-------- Material provided --------

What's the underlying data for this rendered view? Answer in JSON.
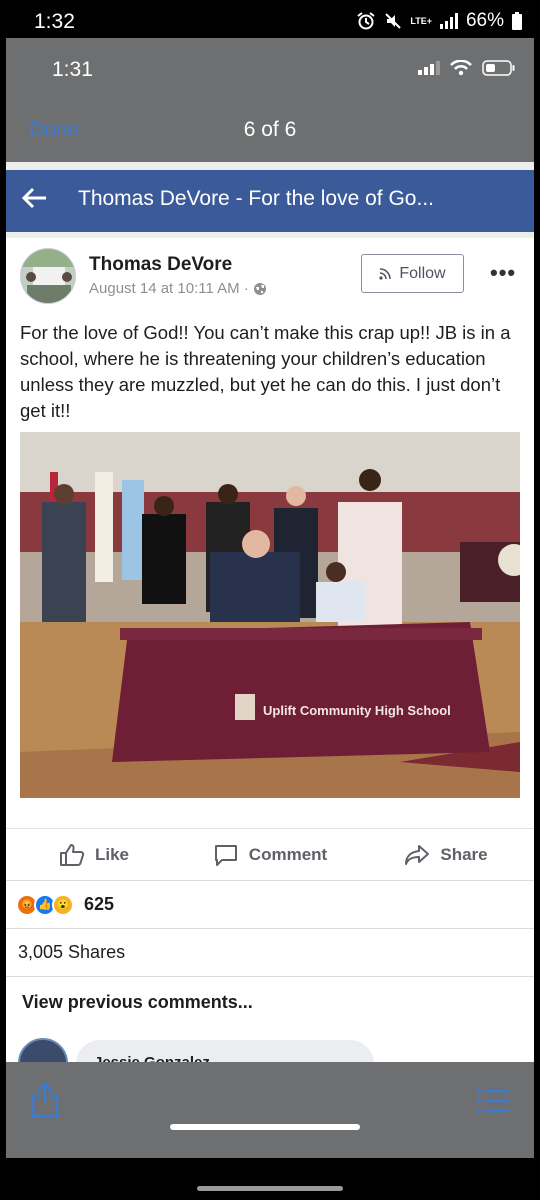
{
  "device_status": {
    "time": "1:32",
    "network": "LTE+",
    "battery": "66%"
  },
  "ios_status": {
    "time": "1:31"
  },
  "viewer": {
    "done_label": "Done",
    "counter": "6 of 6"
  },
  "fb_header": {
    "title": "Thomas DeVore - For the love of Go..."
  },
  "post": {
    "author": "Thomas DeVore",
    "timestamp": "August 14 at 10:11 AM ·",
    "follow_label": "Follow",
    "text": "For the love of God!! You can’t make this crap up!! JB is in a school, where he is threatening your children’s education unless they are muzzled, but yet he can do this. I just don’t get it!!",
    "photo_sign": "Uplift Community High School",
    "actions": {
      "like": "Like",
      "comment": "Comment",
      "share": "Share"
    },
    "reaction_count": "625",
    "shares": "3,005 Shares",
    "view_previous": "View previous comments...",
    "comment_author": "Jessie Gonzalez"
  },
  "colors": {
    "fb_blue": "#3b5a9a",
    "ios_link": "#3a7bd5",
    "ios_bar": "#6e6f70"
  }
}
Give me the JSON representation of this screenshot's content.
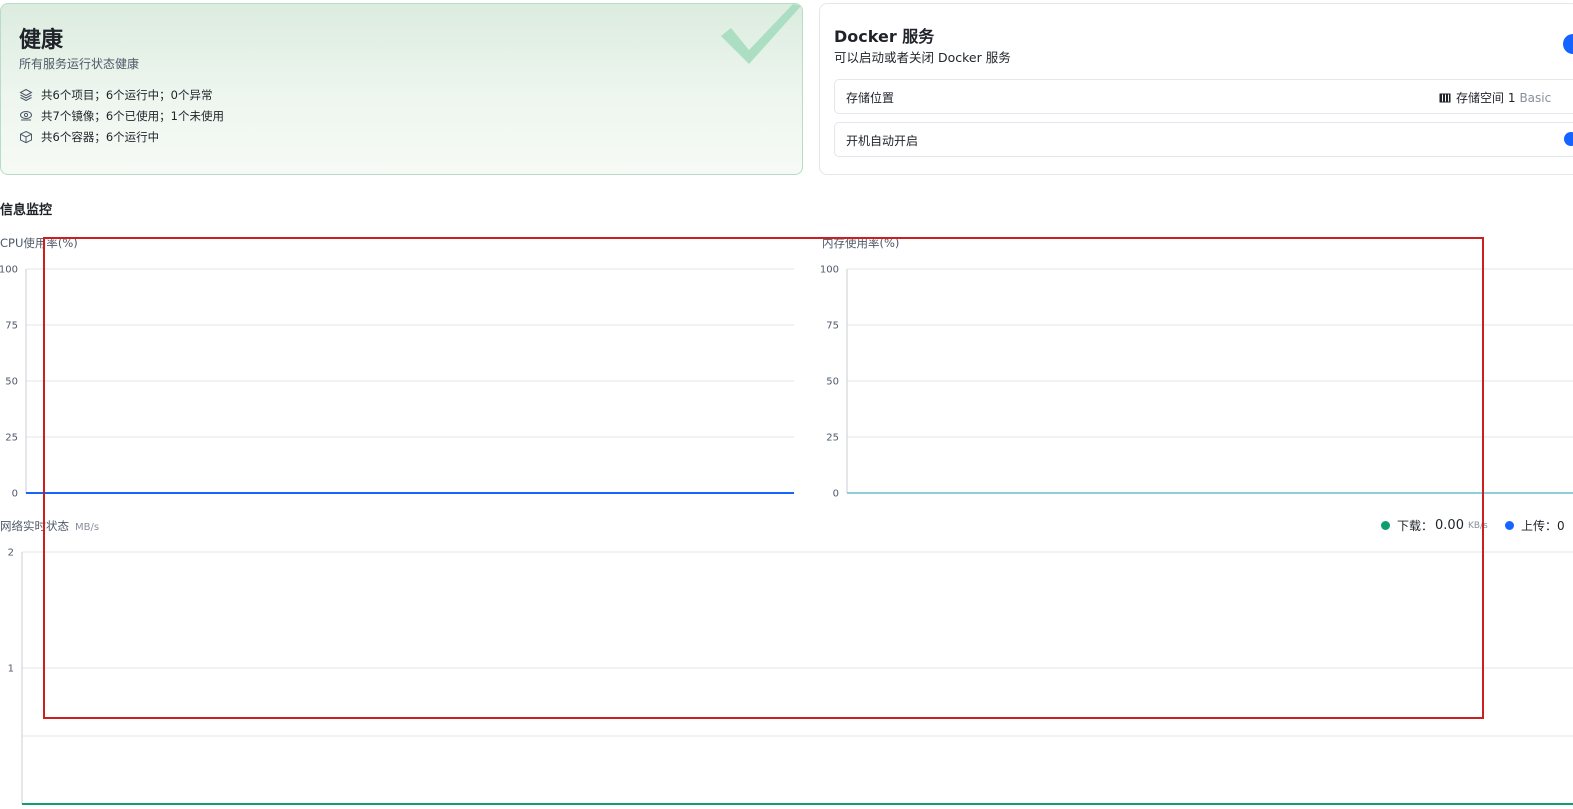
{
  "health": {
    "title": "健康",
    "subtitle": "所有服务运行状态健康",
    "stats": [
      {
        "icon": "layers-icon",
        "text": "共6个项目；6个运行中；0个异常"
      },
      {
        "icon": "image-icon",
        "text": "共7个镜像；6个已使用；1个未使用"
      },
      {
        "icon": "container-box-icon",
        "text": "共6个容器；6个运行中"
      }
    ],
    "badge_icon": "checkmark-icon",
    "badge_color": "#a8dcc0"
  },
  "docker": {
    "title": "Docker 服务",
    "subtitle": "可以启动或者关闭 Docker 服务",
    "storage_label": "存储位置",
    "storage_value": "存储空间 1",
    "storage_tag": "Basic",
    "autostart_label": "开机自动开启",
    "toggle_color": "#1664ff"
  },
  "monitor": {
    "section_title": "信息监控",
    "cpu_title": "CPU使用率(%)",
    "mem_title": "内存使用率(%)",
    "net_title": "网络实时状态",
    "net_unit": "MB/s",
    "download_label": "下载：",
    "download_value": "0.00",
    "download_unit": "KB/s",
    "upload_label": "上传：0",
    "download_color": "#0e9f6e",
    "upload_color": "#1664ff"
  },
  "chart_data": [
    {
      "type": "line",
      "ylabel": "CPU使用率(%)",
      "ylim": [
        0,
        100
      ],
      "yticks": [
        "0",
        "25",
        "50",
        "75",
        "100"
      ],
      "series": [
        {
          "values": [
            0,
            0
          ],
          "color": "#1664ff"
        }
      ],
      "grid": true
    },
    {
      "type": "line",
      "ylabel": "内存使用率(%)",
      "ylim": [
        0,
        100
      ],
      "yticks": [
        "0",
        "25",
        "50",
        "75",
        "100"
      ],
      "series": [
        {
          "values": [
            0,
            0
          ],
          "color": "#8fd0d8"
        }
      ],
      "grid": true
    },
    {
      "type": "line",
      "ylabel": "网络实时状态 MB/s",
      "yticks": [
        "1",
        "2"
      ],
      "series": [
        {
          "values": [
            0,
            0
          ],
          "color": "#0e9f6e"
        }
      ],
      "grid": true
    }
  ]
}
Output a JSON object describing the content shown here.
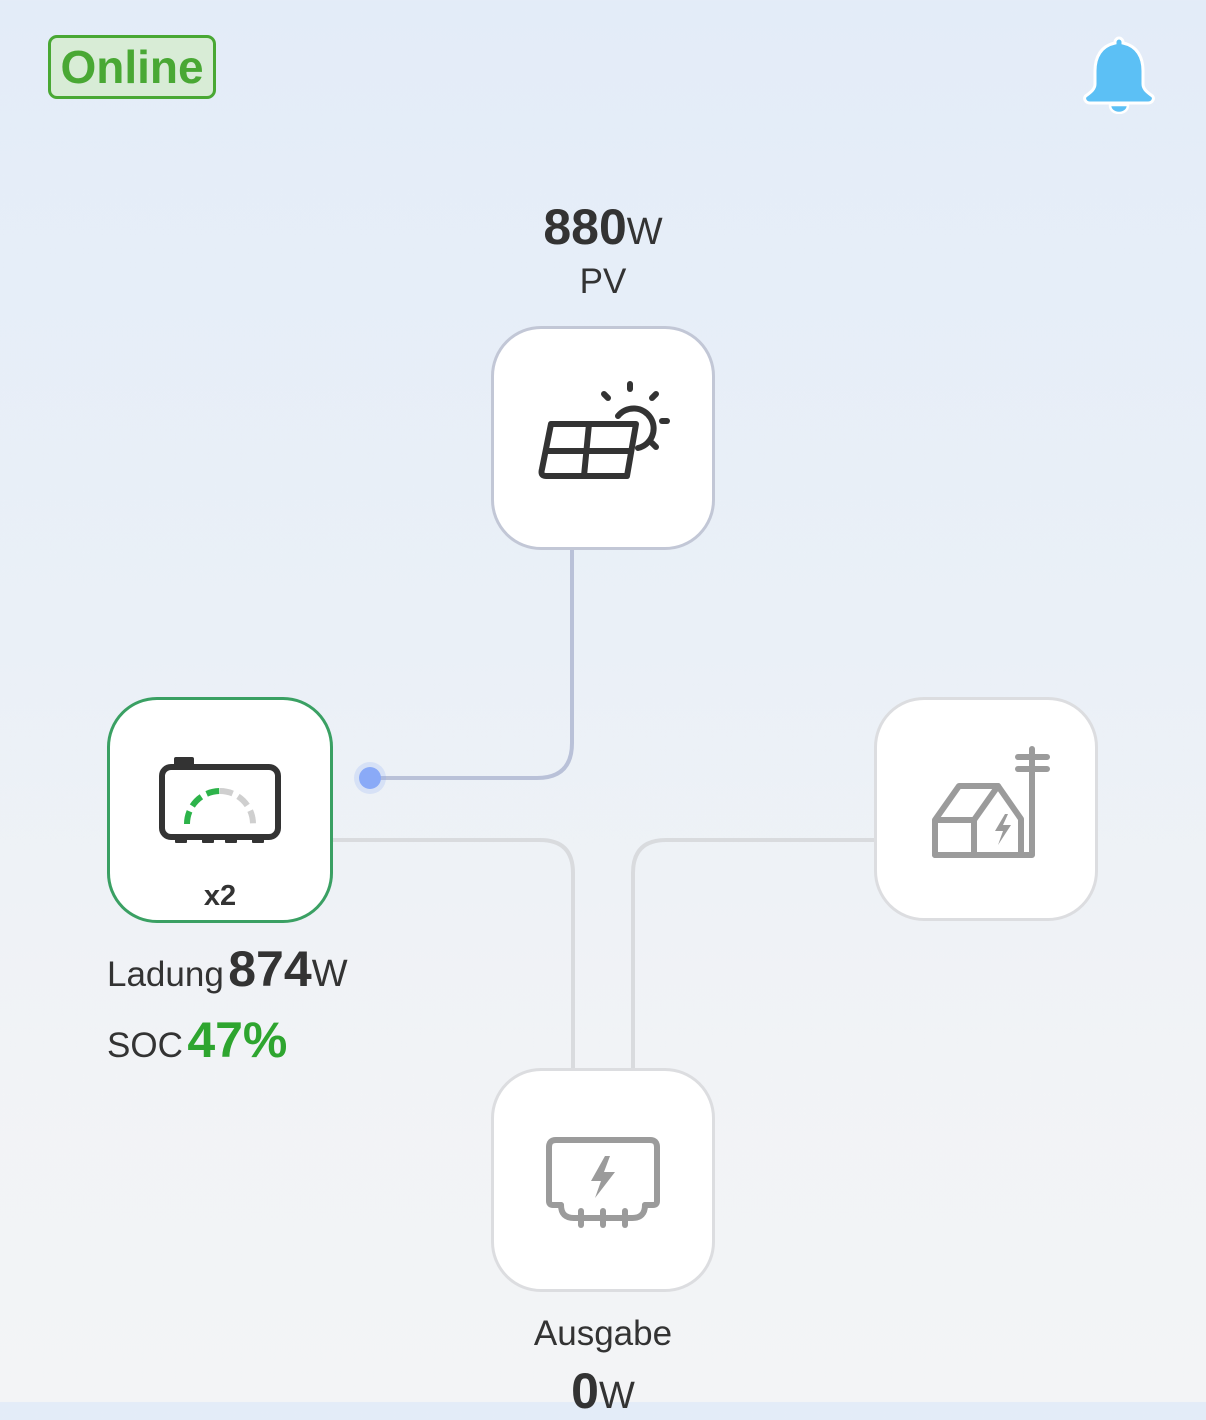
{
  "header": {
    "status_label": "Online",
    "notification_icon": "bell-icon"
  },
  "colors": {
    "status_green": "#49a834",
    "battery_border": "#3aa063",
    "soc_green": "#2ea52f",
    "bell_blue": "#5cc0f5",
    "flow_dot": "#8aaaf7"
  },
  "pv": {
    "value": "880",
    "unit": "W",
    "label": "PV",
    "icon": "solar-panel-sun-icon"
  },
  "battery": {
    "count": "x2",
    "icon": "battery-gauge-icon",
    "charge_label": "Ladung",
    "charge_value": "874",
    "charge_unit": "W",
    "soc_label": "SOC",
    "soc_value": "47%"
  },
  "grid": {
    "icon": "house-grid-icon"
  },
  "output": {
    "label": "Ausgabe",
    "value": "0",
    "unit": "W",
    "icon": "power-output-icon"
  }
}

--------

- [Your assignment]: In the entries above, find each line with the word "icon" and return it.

- [Reply]:
        "icon": "layers-icon",
        "icon": "image-icon",
        "icon": "container-box-icon",
    "badge_icon": "checkmark-icon",
    "notification_icon": "bell-icon"
    "icon": "solar-panel-sun-icon"
    "icon": "battery-gauge-icon",
    "icon": "house-grid-icon"
    "icon": "power-output-icon"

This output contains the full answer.